One such instance is the family of Betty Fortner. At 64, Fortner went for her annual mammogram. “They had me complete a family history,” Fortner says, “and I revealed my mother had died of cancer at age 41, my grandmother died of breast cancer at age 65 and three of my mother’s four sisters had been diagnosed with breast cancer.
“They were doing a study on the gene that causes the BRCA mutation. I gave them a saliva sample to test. In December, they informed me that I was BRCA1 positive and recommended that I meet with a gynecologist. After the consult, I was referred to an oncologist.”
Fortner quickly learned there are not many gynecologic oncologists in Arkansas, but was told she could find one at UAMS.
“I called Dr. Zorn’s office and had an appointment within 10 days,” Fortner says. “They were very aware of the implications of the BRCA gene. At my first appointment, I met with a genetic counselor who recorded all of my family history. Dr. Zorn examined me and explained the importance of having a preventative hysterectomy, even though there were no indications of any cancer.”

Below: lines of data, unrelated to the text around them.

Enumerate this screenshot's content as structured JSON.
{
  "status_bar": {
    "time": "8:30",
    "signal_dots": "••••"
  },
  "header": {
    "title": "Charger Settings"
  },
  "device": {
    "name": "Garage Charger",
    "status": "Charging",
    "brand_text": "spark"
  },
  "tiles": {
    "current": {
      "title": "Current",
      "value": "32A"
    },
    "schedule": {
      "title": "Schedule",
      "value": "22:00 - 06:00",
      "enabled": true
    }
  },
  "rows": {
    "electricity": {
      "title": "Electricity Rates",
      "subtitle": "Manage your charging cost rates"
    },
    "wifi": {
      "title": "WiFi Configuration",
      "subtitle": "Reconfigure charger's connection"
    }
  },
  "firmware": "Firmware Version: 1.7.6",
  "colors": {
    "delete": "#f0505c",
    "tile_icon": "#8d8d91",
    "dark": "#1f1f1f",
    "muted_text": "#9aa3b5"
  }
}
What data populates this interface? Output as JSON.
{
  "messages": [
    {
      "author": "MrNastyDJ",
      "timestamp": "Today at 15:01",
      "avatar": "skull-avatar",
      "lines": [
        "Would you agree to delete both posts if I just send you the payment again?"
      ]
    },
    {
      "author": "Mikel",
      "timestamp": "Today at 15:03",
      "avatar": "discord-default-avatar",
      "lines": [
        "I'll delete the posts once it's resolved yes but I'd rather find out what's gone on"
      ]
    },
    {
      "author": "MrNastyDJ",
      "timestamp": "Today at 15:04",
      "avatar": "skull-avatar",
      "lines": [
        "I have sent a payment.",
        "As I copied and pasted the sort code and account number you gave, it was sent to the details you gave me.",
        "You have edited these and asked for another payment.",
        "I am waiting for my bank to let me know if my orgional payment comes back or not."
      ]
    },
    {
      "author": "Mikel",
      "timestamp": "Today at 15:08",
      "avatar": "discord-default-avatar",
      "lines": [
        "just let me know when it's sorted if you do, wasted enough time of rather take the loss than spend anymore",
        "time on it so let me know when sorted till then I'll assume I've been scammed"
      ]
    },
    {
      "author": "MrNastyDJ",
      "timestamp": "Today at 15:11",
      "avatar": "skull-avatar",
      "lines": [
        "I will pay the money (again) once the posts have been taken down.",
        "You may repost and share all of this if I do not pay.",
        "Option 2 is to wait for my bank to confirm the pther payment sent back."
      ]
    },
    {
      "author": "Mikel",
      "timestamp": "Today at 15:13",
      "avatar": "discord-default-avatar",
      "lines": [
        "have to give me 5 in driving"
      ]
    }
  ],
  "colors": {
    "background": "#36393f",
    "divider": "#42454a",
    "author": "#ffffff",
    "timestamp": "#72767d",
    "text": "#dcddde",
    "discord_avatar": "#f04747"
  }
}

Together they decided Fortner would have the surgery and then meet with breast cancer specialists.
“Dr. Zorn assured me that she would have a pathologist in the operating room just in case she found anything. When I woke up in recovery and realized that I had been in surgery for about six hours, I knew she had found something.”
Fortner was first diagnosed with stage 1C ovarian cancer, but then the pathology report revealed cancer within her fallopian tube. “At this point I was stage 2A,” Fortner says. “Most ovarian cancer patients do not find that they have the disease until they are stage 3 or 4.”
Zorn explained all of the implications for Fortner and recommended chemotherapy. “She, her staff and the wonderful nurses in the infusion center created a plan specific to my needs,” says Fortner, who finished her treatments in July 2014.
“Dr. Zorn counseled me from the very beginning on the importance of notifying family members concerning the BRCA gene — not just in my immediate family, but also cousins, both male and female,” Fortner says. “Dr. Zorn was ecstatic when she learned my daughter had tested negative for the BRCA mutation.”
Six of Fortner’s brothers insisted on testing to learn if they had the gene and could have passed it to their daughters and granddaughters. Three were positive, and with that information, families can consider appropriate care.
“One cousin decided to be tested, and after learning she had the gene, she had surgery and no cancer was found,” Fortner says. “Although I believe knowledge gives you power to make decisions, not everyone believes this way, and that is their choice.”
Melinda Simonson, a genetic counselor at UAMS and colleague of Zorn, says she admires Zorn’s advocacy, both for patients to have access to clinical trials and state-of-the-art care, and for their team. “She is smart, compassionate and honest with our patients,” Simonson says.
As for gynecological cancer numbers in Arkansas, Zorn says the state is part of a national trend showing an increase in endometrial cancer cases.
“In the time I’ve been in practice, that’s gone from 50,000 cases a year in the U.S. to 60,000 cases a year, and it’s still rising,” Zorn says. “The main reason is that it’s an obesity-associated cancer, and in our country we’re seeing more and more obesity-related cancers.”
The other Arkansas detail that stands out to Zorn is a high number of cases of cervical cancer — especially cases that turn deadly. Zorn says the HPV vaccine used to prevent cervical cancers is widely underused.
“That was a miracle in women’s health care that I didn’t expect to see in my lifetime, and to have it happen so soon after I started in my practice was just incredible,” Zorn says. “But it’s even more incredible to watch people pass up that miracle.
“It’s a gift you can give your children and your grandchildren to reduce their risk of developing cancer down the road,” she says. “We have to take advantage of that when they’re teenagers so they can get the benefit of it when they’re in their 30s and 40s and 50s.”